|15||quindici||È il quindici maggio. – It’s May 15.|
|16||sedici||In Italia ho visitato sedici città. – I visited sixteen cities in Italy.|
|17||diciassette||The pattern ends here and a new one begins.|
|18||diciotto||Like 10 + 8.|
|19||diciannove||Like 10 + 9.|
|20||venti||You may recognize this as the largest cup size Starbucks offers.|
After you’ve got 1 through 20 memorized, everything after is molto facile (very easy).
The word for twenty-one, for example, is ventuno.
CPF: Notice that with “ventuno” the ‘i’ is dropped.
It’s simply 20 + 1, venti + uno.
Twenty-two is ventidue. 20 + 2, venti + due.
Twenty-three is ventitre, and so on and so forth.
You’ll just need the names of the base numbers. So here they are!
Base Numbers in Italian
So 56 is cinquantasei, 72 is settantadue, and 99 is novantanove.
Easy peasy, right?
Just remember that for any number ending in one (31, 41, 81), you have to drop the ‘a’ at the end of the base number.

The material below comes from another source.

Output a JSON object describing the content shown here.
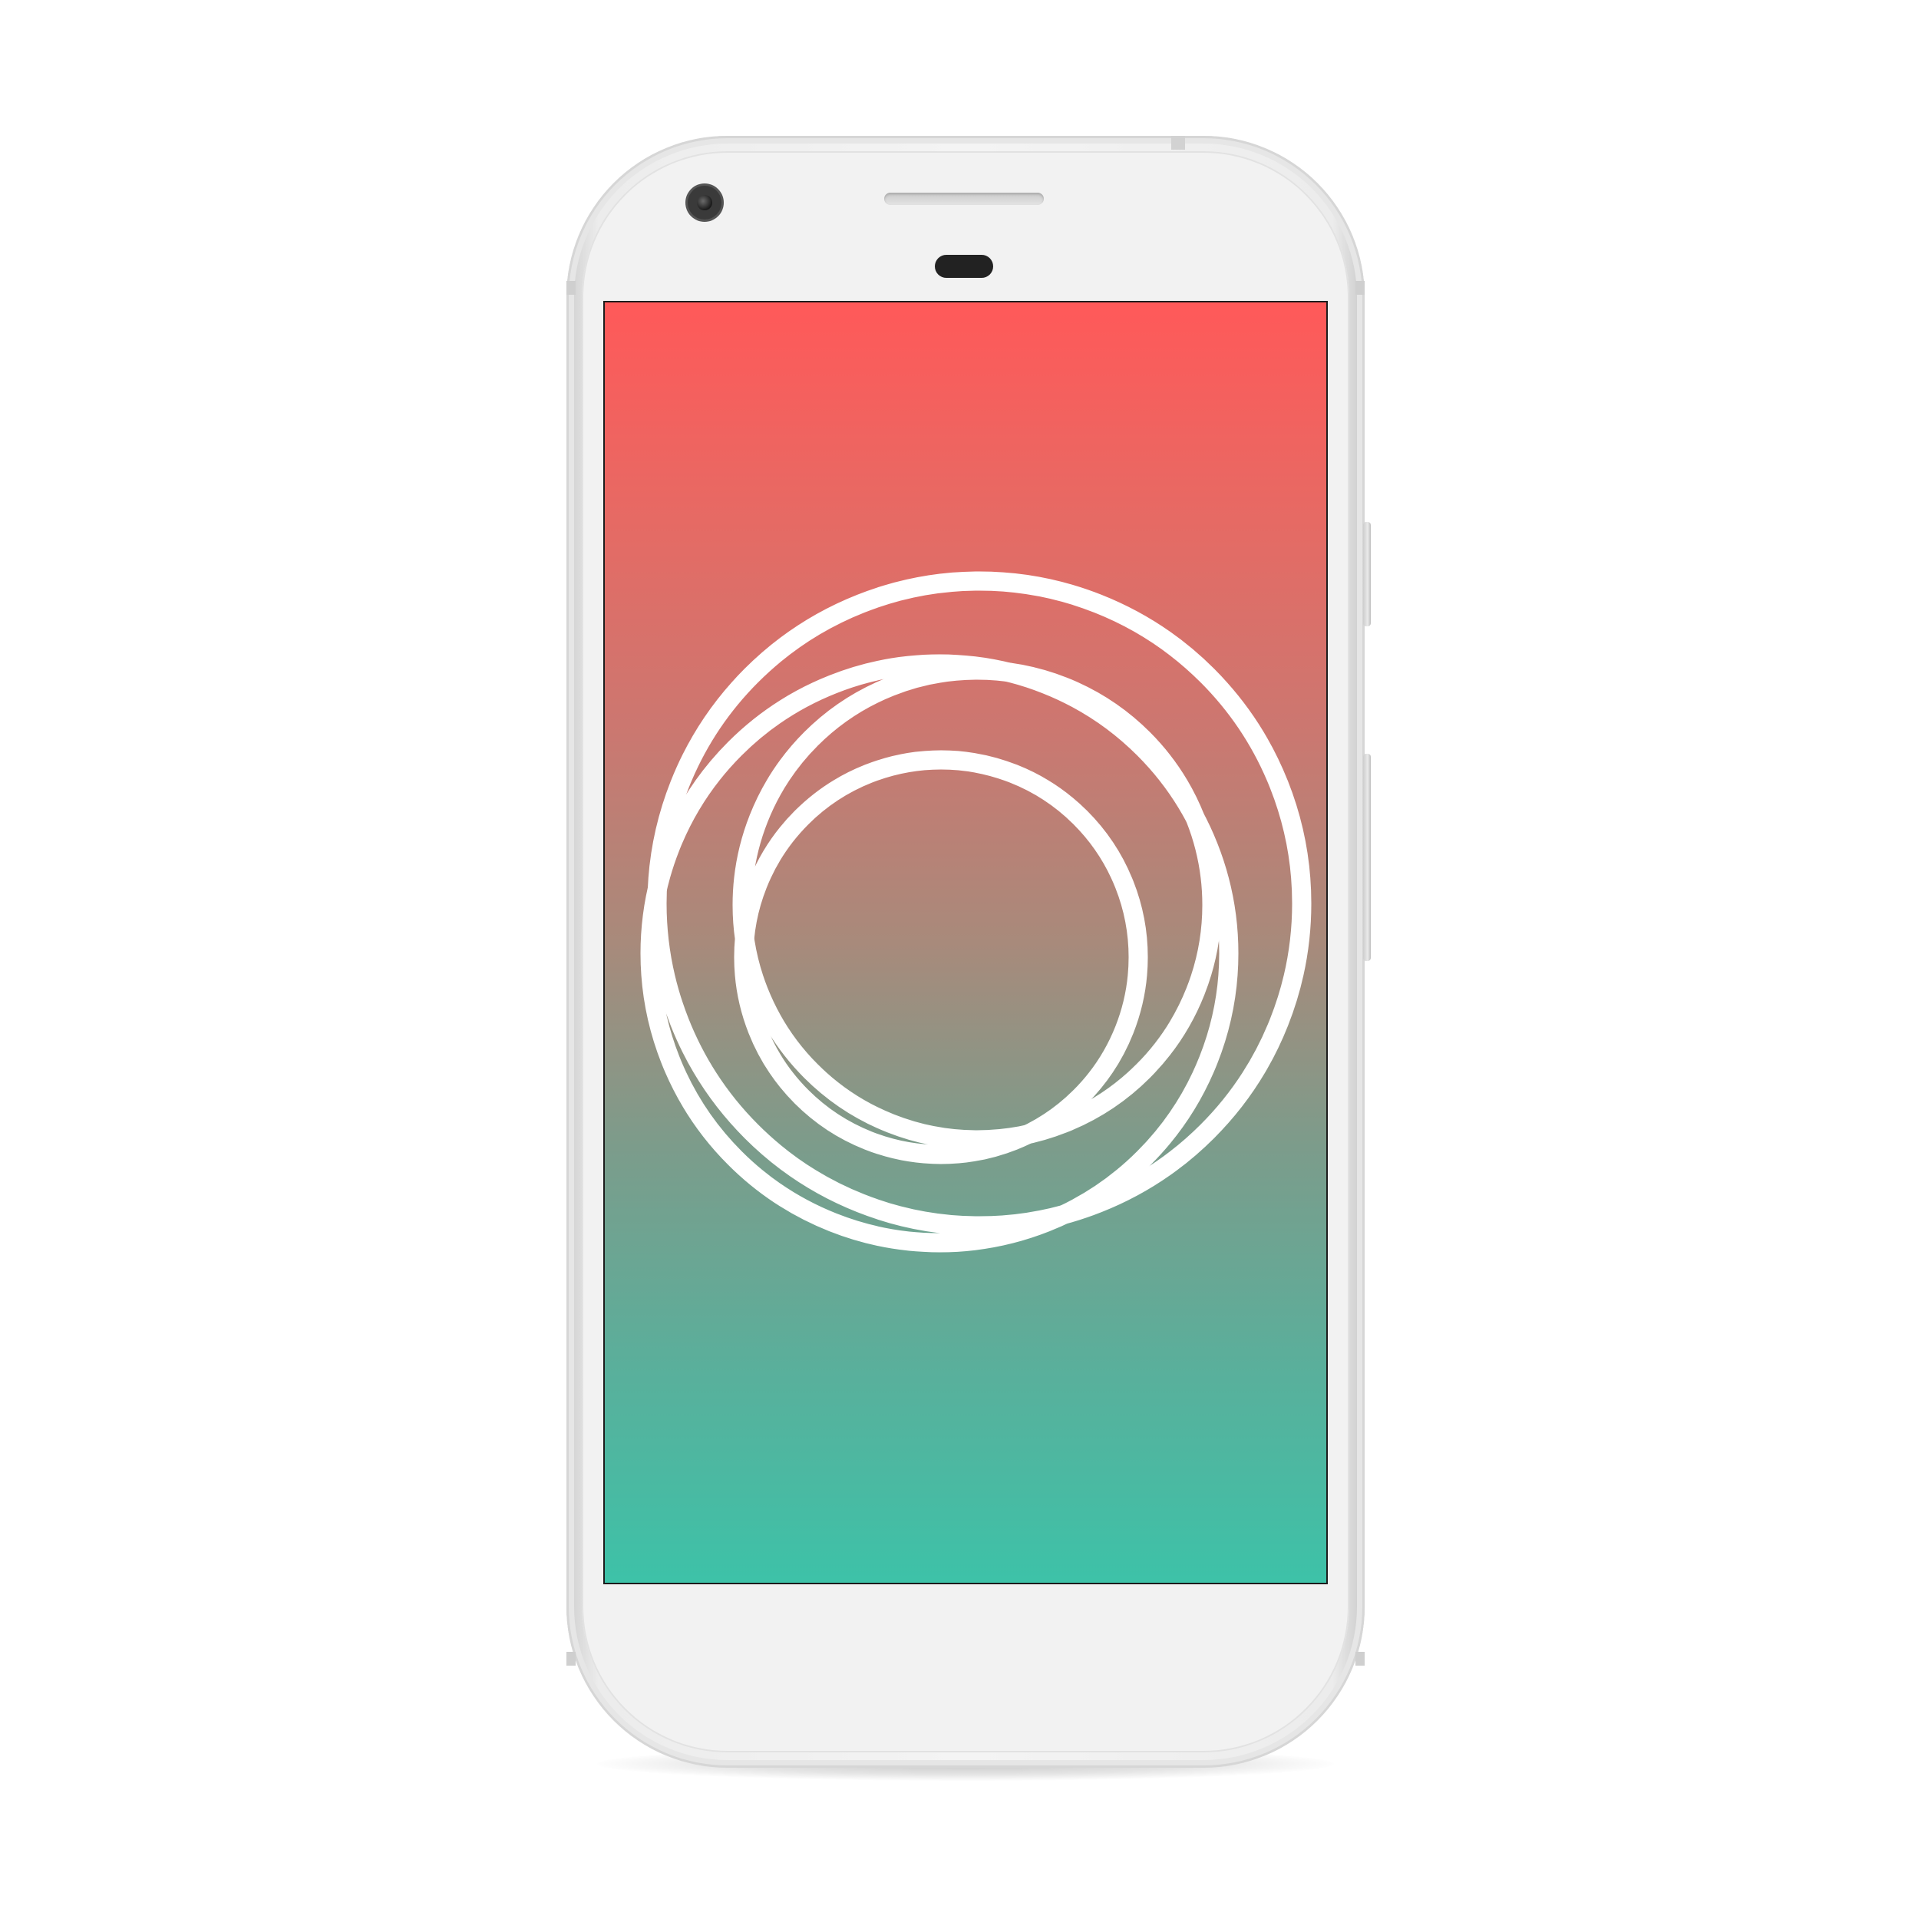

Trentuno, quarantuno, ottantuno, eccetera (in Italian).
And for any number ending in 3 (23, 53, 93), the ‘e’ on the end gets an accent.
Ventitré, cinquantatré, novantatré, and so on.
What about hundreds?
The word for 100 is cento.
For multiple hundreds (like 200, 600 or 900) just add the number of hundreds in front of cento.
200 becomes duecento, 600 becomes seicento, and 900 becomes novecento.
How I learned the numbers with ease
The thing that worked best for me when learning the Italian numbers was to repeat them when I woke up, when I was falling asleep, and at least one other time during the day.
Practice makes perfect, after all.
Questions, comments, just want to practice typing out numbers? Do it in the comments section below.